• [What to do]
The expected output is the data below, character for character, without its pictures.

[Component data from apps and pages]
──────

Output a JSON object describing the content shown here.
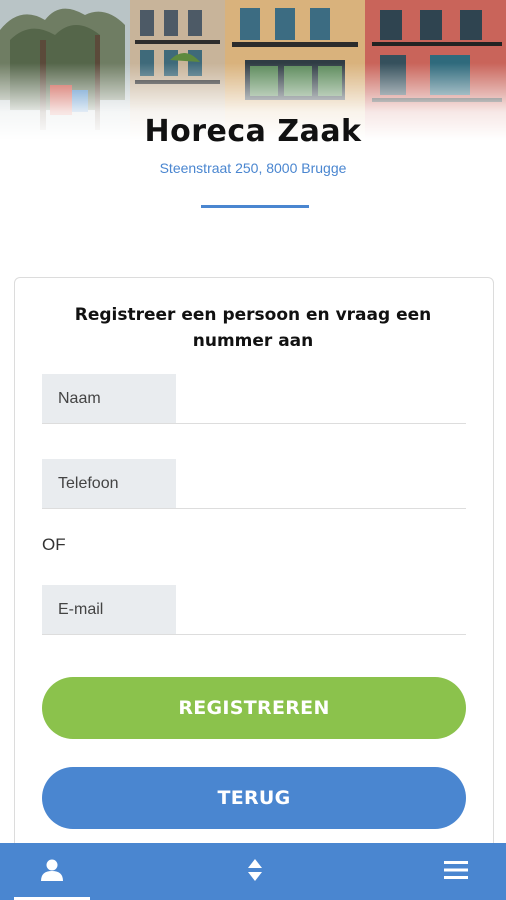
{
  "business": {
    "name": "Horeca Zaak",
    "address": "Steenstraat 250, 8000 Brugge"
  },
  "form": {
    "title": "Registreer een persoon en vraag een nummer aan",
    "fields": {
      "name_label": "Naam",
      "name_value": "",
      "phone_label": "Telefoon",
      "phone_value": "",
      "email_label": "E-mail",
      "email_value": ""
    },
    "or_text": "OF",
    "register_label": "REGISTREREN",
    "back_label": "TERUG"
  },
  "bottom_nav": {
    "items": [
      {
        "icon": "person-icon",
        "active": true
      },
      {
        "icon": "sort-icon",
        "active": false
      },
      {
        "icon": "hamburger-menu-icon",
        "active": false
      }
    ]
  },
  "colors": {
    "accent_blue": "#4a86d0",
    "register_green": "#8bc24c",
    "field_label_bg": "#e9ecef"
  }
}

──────

• [Task result]
Output a JSON object describing the content shown here.
{
  "business": {
    "name": "Horeca Zaak",
    "address": "Steenstraat 250, 8000 Brugge"
  },
  "form": {
    "title": "Registreer een persoon en vraag een nummer aan",
    "fields": {
      "name_label": "Naam",
      "name_value": "",
      "phone_label": "Telefoon",
      "phone_value": "",
      "email_label": "E-mail",
      "email_value": ""
    },
    "or_text": "OF",
    "register_label": "REGISTREREN",
    "back_label": "TERUG"
  },
  "bottom_nav": {
    "items": [
      {
        "icon": "person-icon",
        "active": true
      },
      {
        "icon": "sort-icon",
        "active": false
      },
      {
        "icon": "hamburger-menu-icon",
        "active": false
      }
    ]
  },
  "colors": {
    "accent_blue": "#4a86d0",
    "register_green": "#8bc24c",
    "field_label_bg": "#e9ecef"
  }
}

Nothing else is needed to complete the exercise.